HTML5 May be a Mistake for Facebook, But Not for Your Company

A comment by Facebook CEO Mark Zuckerberg yesterday is being given a lot of coverage by the tech media. However, outside a specific context, for non-tech business decision makers, especially, the quote could be confusing — especially when interpreted to be true in all cases, and not specifically in Facebook’s situation.

Here’s the quote: “The biggest mistake we made as a company was betting too much on HTML5 instead of native…We burnt two years.”

While it is easy to think of many Facebook mistakes far worse (that whole IPO fiasco, for instance), the point of this post is not that. The point of this post is to encourage businesses who may have a perfectly wonderful reason for using HTML5 to avoid associating the entire markup language with the phrase, “biggest mistake.”

First, a translation for real people: What Zuckerberg said was something like this: “We should have created applications that can be downloaded from Google Play or iTunes (a “native app”) instead of focusing on a browser-based version of Facebook, optimized for those devices. (web application or “web appexample: https://m.facebook.com*)

Zuckerberg’s comment (and the lack of context provided by much of the reporting — and the re-reporting of the reporting) sounded like it was an indictment of HTML5, the markup language used currently to create many of the application-like interactive and animated features you see on websites. In many cases, HTML5 can be used in creating a website that is designed to mimic much of what you experience with a native app, but is accessible via the web browser on the mobile device.

What you should not take away from Facebook’s experience is the notion that in every situation, a native app is better than a web app.
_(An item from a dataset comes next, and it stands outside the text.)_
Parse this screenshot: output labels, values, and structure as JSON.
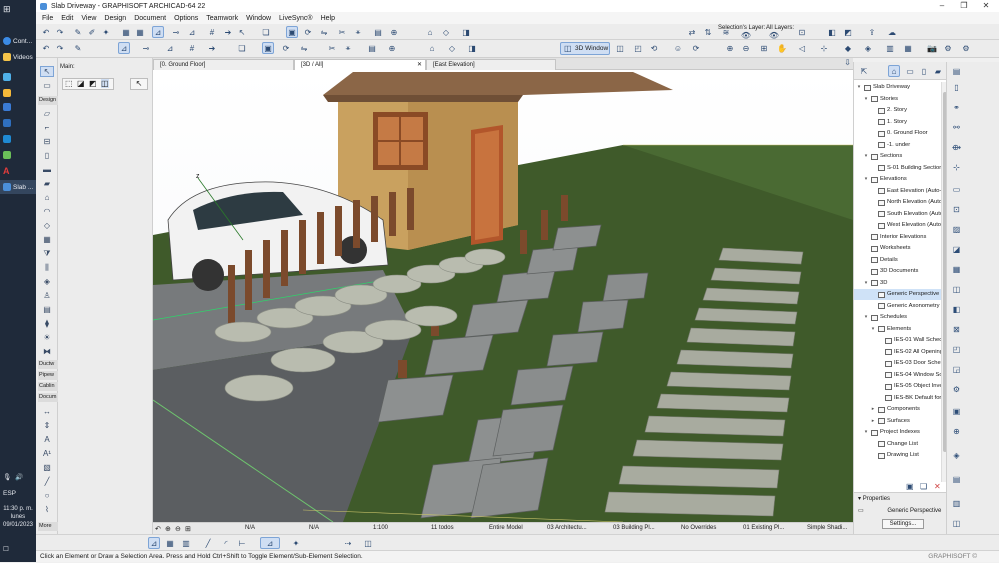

In Facebook’s case, it first seemed like a web app was the right thing to do because of advertising and commerce-related issues (for example, commissions to Apple on native app transactions).

But chances are, the types of needs for a mobile-optimized application will not require the flexibility and business-model needs that make Zuckerberg call the HTML5-coded, web app strategy a mistake.

Bottomline: Native apps make sense in some contexts. Web apps makes sense in other contexts. Don’t make your decision based on what some other company decided was right or wrong for them.

*Clarification: http://m.facebook.com was not mentioned by Zuckerberg so it may have been confusing for me to use that as an example of a web app. Also, there is currently an iPhone and iPad native Facebook app.